| Information provided |
Segment Open

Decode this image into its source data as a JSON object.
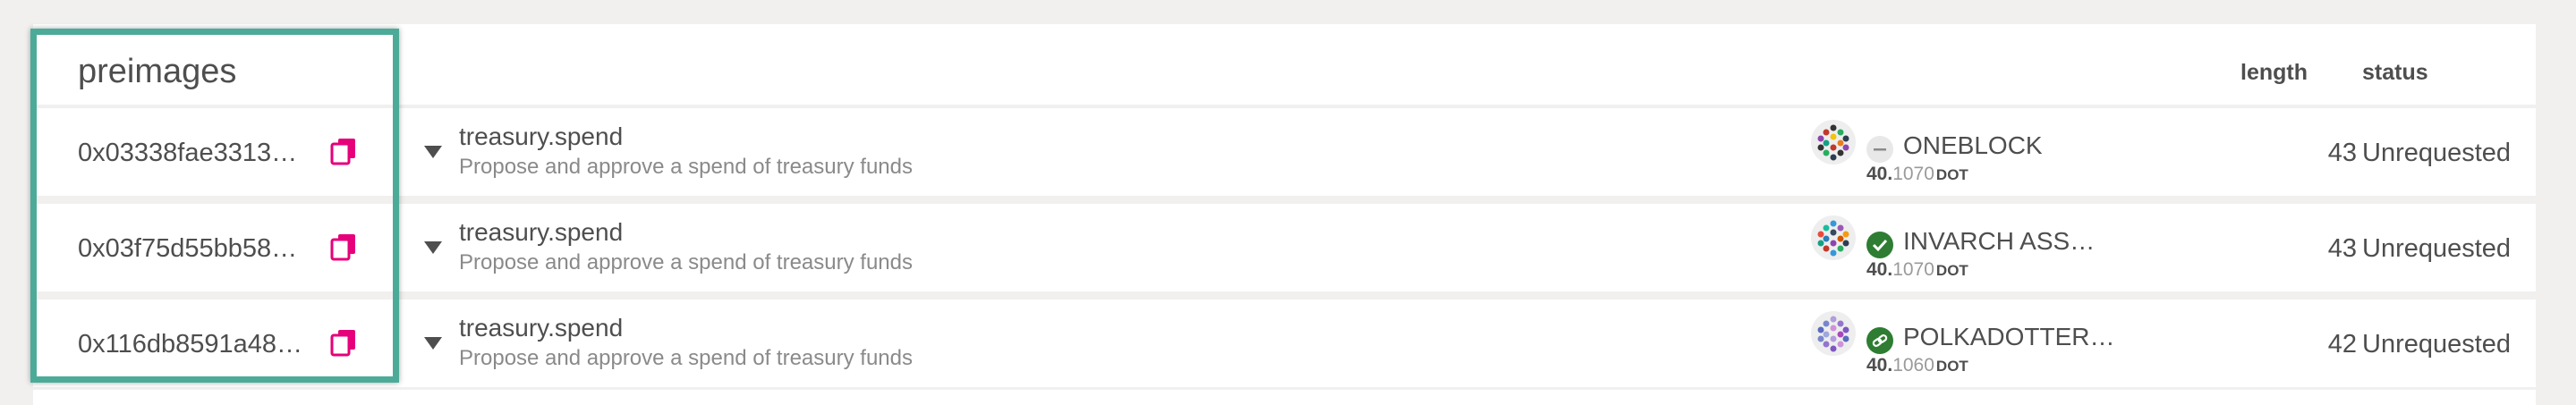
{
  "table": {
    "title": "preimages",
    "columns": {
      "length": "length",
      "status": "status"
    },
    "rows": [
      {
        "hash": "0x03338fae3313…",
        "method": "treasury.spend",
        "description": "Propose and approve a spend of treasury funds",
        "account": {
          "name": "ONEBLOCK",
          "badge": "none",
          "amount_whole": "40.",
          "amount_frac": "1070",
          "unit": "DOT"
        },
        "length": "43",
        "status": "Unrequested"
      },
      {
        "hash": "0x03f75d55bb58…",
        "method": "treasury.spend",
        "description": "Propose and approve a spend of treasury funds",
        "account": {
          "name": "INVARCH ASS…",
          "badge": "verified",
          "amount_whole": "40.",
          "amount_frac": "1070",
          "unit": "DOT"
        },
        "length": "43",
        "status": "Unrequested"
      },
      {
        "hash": "0x116db8591a48…",
        "method": "treasury.spend",
        "description": "Propose and approve a spend of treasury funds",
        "account": {
          "name": "POLKADOTTER…",
          "badge": "linked",
          "amount_whole": "40.",
          "amount_frac": "1060",
          "unit": "DOT"
        },
        "length": "42",
        "status": "Unrequested"
      }
    ]
  },
  "icons": {
    "copy": "copy-icon",
    "caret": "caret-down-icon",
    "identicon": "identicon",
    "badge_none": "minus-circle-icon",
    "badge_verified": "check-circle-icon",
    "badge_linked": "link-circle-icon"
  },
  "colors": {
    "accent": "#e6007a",
    "highlight_border": "#4cab98",
    "verified_green": "#2e7d32",
    "background": "#f1f0ef"
  }
}
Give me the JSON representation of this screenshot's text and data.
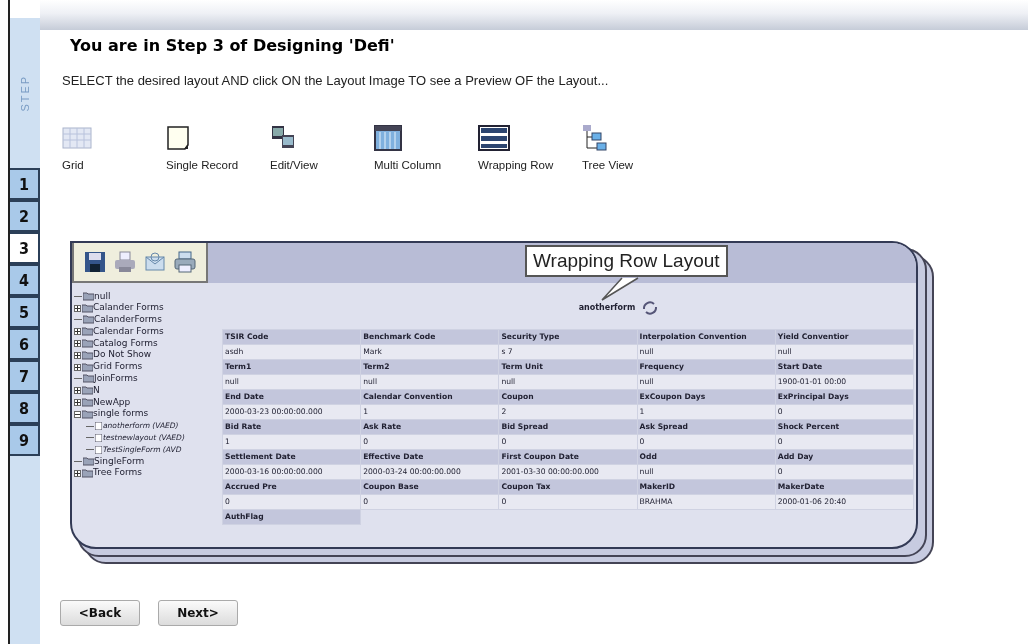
{
  "step_bar": {
    "label": "STEP",
    "steps": [
      {
        "label": "1",
        "selected": false
      },
      {
        "label": "2",
        "selected": false
      },
      {
        "label": "3",
        "selected": true
      },
      {
        "label": "4",
        "selected": false
      },
      {
        "label": "5",
        "selected": false
      },
      {
        "label": "6",
        "selected": false
      },
      {
        "label": "7",
        "selected": false
      },
      {
        "label": "8",
        "selected": false
      },
      {
        "label": "9",
        "selected": false
      }
    ]
  },
  "title": "You are in Step 3 of Designing 'Defi'",
  "instruction": "SELECT the desired layout AND click ON the Layout Image TO see a Preview OF the Layout...",
  "layouts": [
    {
      "label": "Grid",
      "kind": "grid"
    },
    {
      "label": "Single Record",
      "kind": "single"
    },
    {
      "label": "Edit/View",
      "kind": "editview"
    },
    {
      "label": "Multi Column",
      "kind": "multicolumn"
    },
    {
      "label": "Wrapping Row",
      "kind": "wrapping"
    },
    {
      "label": "Tree View",
      "kind": "tree"
    }
  ],
  "preview": {
    "callout": "Wrapping Row Layout",
    "form_title": "anotherform",
    "tree": [
      {
        "label": "null",
        "kind": "leaf"
      },
      {
        "label": "Calander Forms",
        "kind": "group",
        "expanded": false
      },
      {
        "label": "CalanderForms",
        "kind": "leaf"
      },
      {
        "label": "Calendar Forms",
        "kind": "group",
        "expanded": false
      },
      {
        "label": "Catalog Forms",
        "kind": "group",
        "expanded": false
      },
      {
        "label": "Do Not Show",
        "kind": "group",
        "expanded": false
      },
      {
        "label": "Grid Forms",
        "kind": "group",
        "expanded": false
      },
      {
        "label": "JoinForms",
        "kind": "leaf"
      },
      {
        "label": "N",
        "kind": "group",
        "expanded": false
      },
      {
        "label": "NewApp",
        "kind": "group",
        "expanded": false
      },
      {
        "label": "single forms",
        "kind": "group",
        "expanded": true,
        "children": [
          {
            "label": "anotherform (VAED)",
            "kind": "form"
          },
          {
            "label": "testnewlayout (VAED)",
            "kind": "form"
          },
          {
            "label": "TestSingleForm (AVD",
            "kind": "form"
          }
        ]
      },
      {
        "label": "SingleForm",
        "kind": "leaf"
      },
      {
        "label": "Tree Forms",
        "kind": "group",
        "expanded": false
      }
    ],
    "table_rows": [
      {
        "headers": [
          "TSIR Code",
          "Benchmark Code",
          "Security Type",
          "Interpolation Convention",
          "Yield Conventior"
        ],
        "values": [
          "asdh",
          "Mark",
          "s 7",
          "null",
          "null"
        ]
      },
      {
        "headers": [
          "Term1",
          "Term2",
          "Term Unit",
          "Frequency",
          "Start Date"
        ],
        "values": [
          "null",
          "null",
          "null",
          "null",
          "1900-01-01 00:00"
        ]
      },
      {
        "headers": [
          "End Date",
          "Calendar Convention",
          "Coupon",
          "ExCoupon Days",
          "ExPrincipal Days"
        ],
        "values": [
          "2000-03-23 00:00:00.000",
          "1",
          "2",
          "1",
          "0"
        ]
      },
      {
        "headers": [
          "Bid Rate",
          "Ask Rate",
          "Bid Spread",
          "Ask Spread",
          "Shock Percent"
        ],
        "values": [
          "1",
          "0",
          "0",
          "0",
          "0"
        ]
      },
      {
        "headers": [
          "Settlement Date",
          "Effective Date",
          "First Coupon Date",
          "Odd",
          "Add Day"
        ],
        "values": [
          "2000-03-16 00:00:00.000",
          "2000-03-24 00:00:00.000",
          "2001-03-30 00:00:00.000",
          "null",
          "0"
        ]
      },
      {
        "headers": [
          "Accrued Pre",
          "Coupon Base",
          "Coupon Tax",
          "MakerID",
          "MakerDate"
        ],
        "values": [
          "0",
          "0",
          "0",
          "BRAHMA",
          "2000-01-06 20:40"
        ]
      },
      {
        "headers": [
          "AuthFlag"
        ]
      }
    ]
  },
  "buttons": [
    "<Back",
    "Next>"
  ]
}
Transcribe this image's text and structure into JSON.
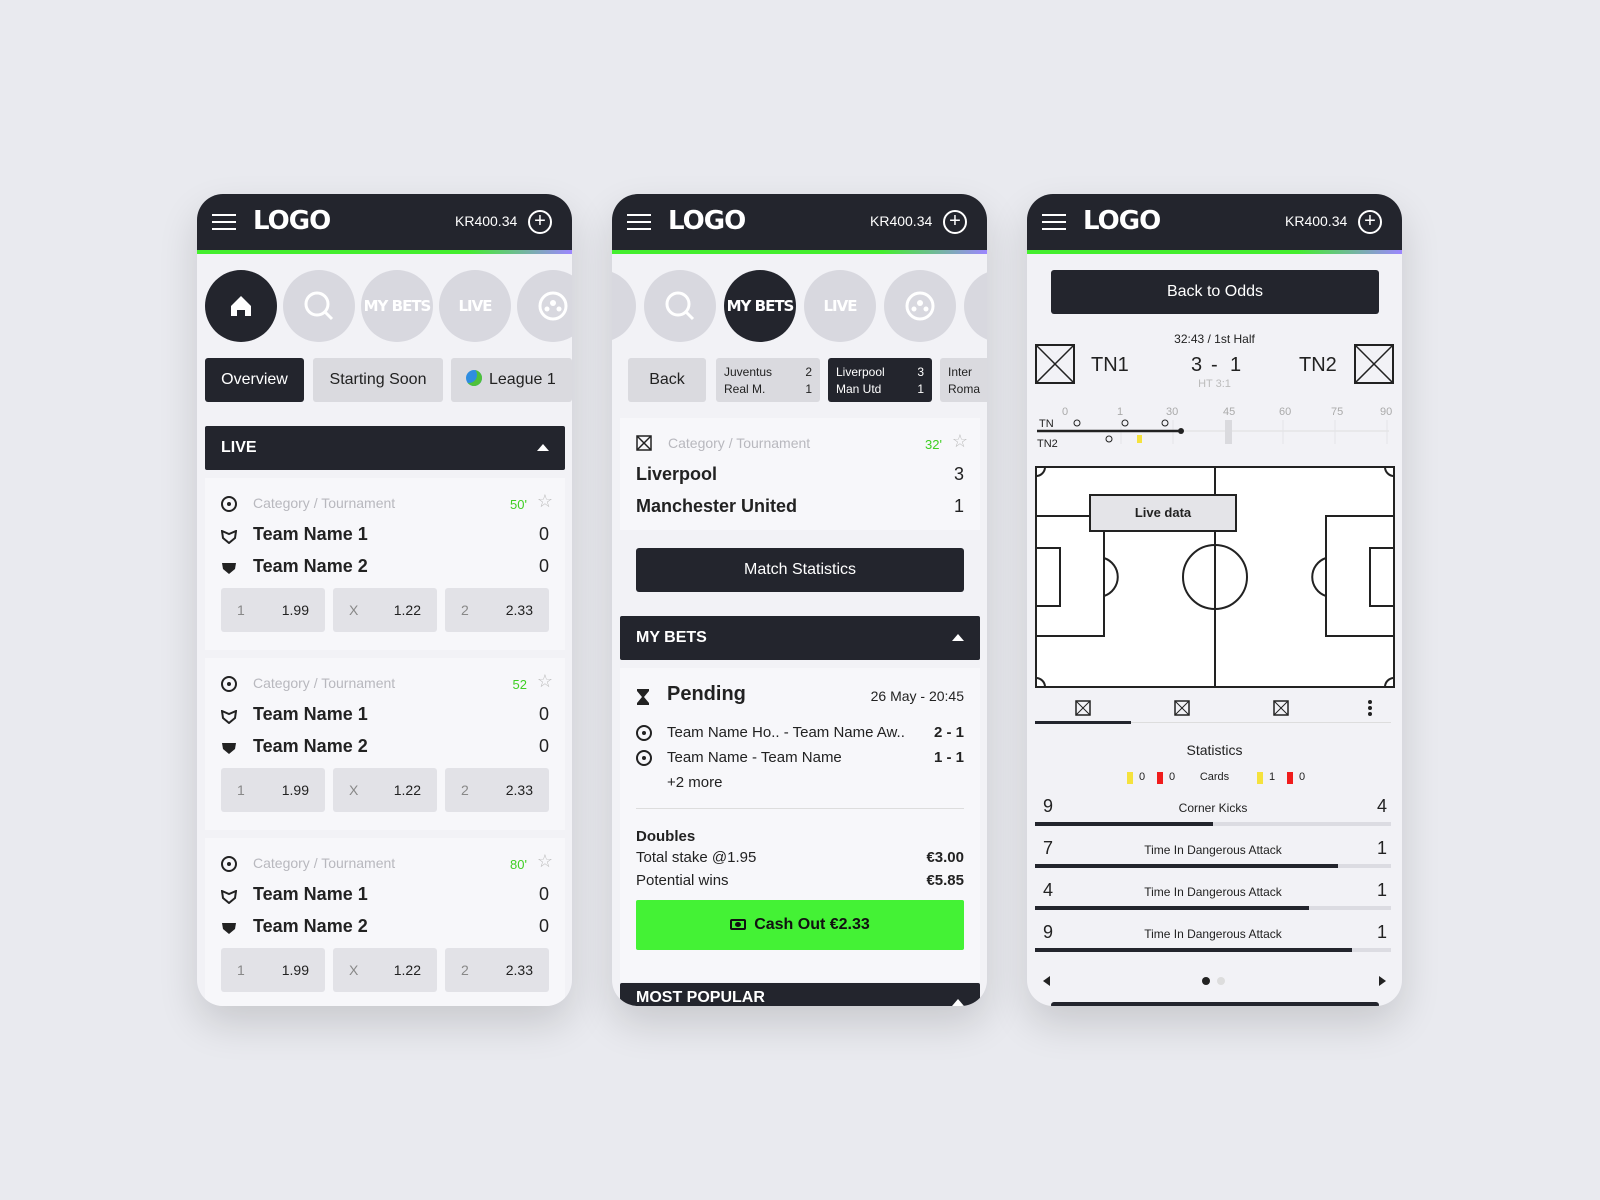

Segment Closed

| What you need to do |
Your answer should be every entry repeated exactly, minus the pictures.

| Result for this exercise |
Decode this image into its source data as a JSON object.
{
  "table": {
    "title": "preimages",
    "columns": {
      "length": "length",
      "status": "status"
    },
    "rows": [
      {
        "hash": "0x03338fae3313…",
        "method": "treasury.spend",
        "description": "Propose and approve a spend of treasury funds",
        "account": {
          "name": "ONEBLOCK",
          "badge": "none",
          "amount_whole": "40.",
          "amount_frac": "1070",
          "unit": "DOT"
        },
        "length": "43",
        "status": "Unrequested"
      },
      {
        "hash": "0x03f75d55bb58…",
        "method": "treasury.spend",
        "description": "Propose and approve a spend of treasury funds",
        "account": {
          "name": "INVARCH ASS…",
          "badge": "verified",
          "amount_whole": "40.",
          "amount_frac": "1070",
          "unit": "DOT"
        },
        "length": "43",
        "status": "Unrequested"
      },
      {
        "hash": "0x116db8591a48…",
        "method": "treasury.spend",
        "description": "Propose and approve a spend of treasury funds",
        "account": {
          "name": "POLKADOTTER…",
          "badge": "linked",
          "amount_whole": "40.",
          "amount_frac": "1060",
          "unit": "DOT"
        },
        "length": "42",
        "status": "Unrequested"
      }
    ]
  },
  "icons": {
    "copy": "copy-icon",
    "caret": "caret-down-icon",
    "identicon": "identicon",
    "badge_none": "minus-circle-icon",
    "badge_verified": "check-circle-icon",
    "badge_linked": "link-circle-icon"
  },
  "colors": {
    "accent": "#e6007a",
    "highlight_border": "#4cab98",
    "verified_green": "#2e7d32",
    "background": "#f1f0ef"
  }
}
Give me the JSON representation of this screenshot's text and data.
{
  "step_bar": {
    "label": "STEP",
    "steps": [
      {
        "label": "1",
        "selected": false
      },
      {
        "label": "2",
        "selected": false
      },
      {
        "label": "3",
        "selected": true
      },
      {
        "label": "4",
        "selected": false
      },
      {
        "label": "5",
        "selected": false
      },
      {
        "label": "6",
        "selected": false
      },
      {
        "label": "7",
        "selected": false
      },
      {
        "label": "8",
        "selected": false
      },
      {
        "label": "9",
        "selected": false
      }
    ]
  },
  "title": "You are in Step 3 of Designing 'Defi'",
  "instruction": "SELECT the desired layout AND click ON the Layout Image TO see a Preview OF the Layout...",
  "layouts": [
    {
      "label": "Grid",
      "kind": "grid"
    },
    {
      "label": "Single Record",
      "kind": "single"
    },
    {
      "label": "Edit/View",
      "kind": "editview"
    },
    {
      "label": "Multi Column",
      "kind": "multicolumn"
    },
    {
      "label": "Wrapping Row",
      "kind": "wrapping"
    },
    {
      "label": "Tree View",
      "kind": "tree"
    }
  ],
  "preview": {
    "callout": "Wrapping Row Layout",
    "form_title": "anotherform",
    "tree": [
      {
        "label": "null",
        "kind": "leaf"
      },
      {
        "label": "Calander Forms",
        "kind": "group",
        "expanded": false
      },
      {
        "label": "CalanderForms",
        "kind": "leaf"
      },
      {
        "label": "Calendar Forms",
        "kind": "group",
        "expanded": false
      },
      {
        "label": "Catalog Forms",
        "kind": "group",
        "expanded": false
      },
      {
        "label": "Do Not Show",
        "kind": "group",
        "expanded": false
      },
      {
        "label": "Grid Forms",
        "kind": "group",
        "expanded": false
      },
      {
        "label": "JoinForms",
        "kind": "leaf"
      },
      {
        "label": "N",
        "kind": "group",
        "expanded": false
      },
      {
        "label": "NewApp",
        "kind": "group",
        "expanded": false
      },
      {
        "label": "single forms",
        "kind": "group",
        "expanded": true,
        "children": [
          {
            "label": "anotherform (VAED)",
            "kind": "form"
          },
          {
            "label": "testnewlayout (VAED)",
            "kind": "form"
          },
          {
            "label": "TestSingleForm (AVD",
            "kind": "form"
          }
        ]
      },
      {
        "label": "SingleForm",
        "kind": "leaf"
      },
      {
        "label": "Tree Forms",
        "kind": "group",
        "expanded": false
      }
    ],
    "table_rows": [
      {
        "headers": [
          "TSIR Code",
          "Benchmark Code",
          "Security Type",
          "Interpolation Convention",
          "Yield Conventior"
        ],
        "values": [
          "asdh",
          "Mark",
          "s 7",
          "null",
          "null"
        ]
      },
      {
        "headers": [
          "Term1",
          "Term2",
          "Term Unit",
          "Frequency",
          "Start Date"
        ],
        "values": [
          "null",
          "null",
          "null",
          "null",
          "1900-01-01 00:00"
        ]
      },
      {
        "headers": [
          "End Date",
          "Calendar Convention",
          "Coupon",
          "ExCoupon Days",
          "ExPrincipal Days"
        ],
        "values": [
          "2000-03-23 00:00:00.000",
          "1",
          "2",
          "1",
          "0"
        ]
      },
      {
        "headers": [
          "Bid Rate",
          "Ask Rate",
          "Bid Spread",
          "Ask Spread",
          "Shock Percent"
        ],
        "values": [
          "1",
          "0",
          "0",
          "0",
          "0"
        ]
      },
      {
        "headers": [
          "Settlement Date",
          "Effective Date",
          "First Coupon Date",
          "Odd",
          "Add Day"
        ],
        "values": [
          "2000-03-16 00:00:00.000",
          "2000-03-24 00:00:00.000",
          "2001-03-30 00:00:00.000",
          "null",
          "0"
        ]
      },
      {
        "headers": [
          "Accrued Pre",
          "Coupon Base",
          "Coupon Tax",
          "MakerID",
          "MakerDate"
        ],
        "values": [
          "0",
          "0",
          "0",
          "BRAHMA",
          "2000-01-06 20:40"
        ]
      },
      {
        "headers": [
          "AuthFlag"
        ]
      }
    ]
  },
  "buttons": [
    "<Back",
    "Next>"
  ]
}
Transcribe this image's text and structure into JSON.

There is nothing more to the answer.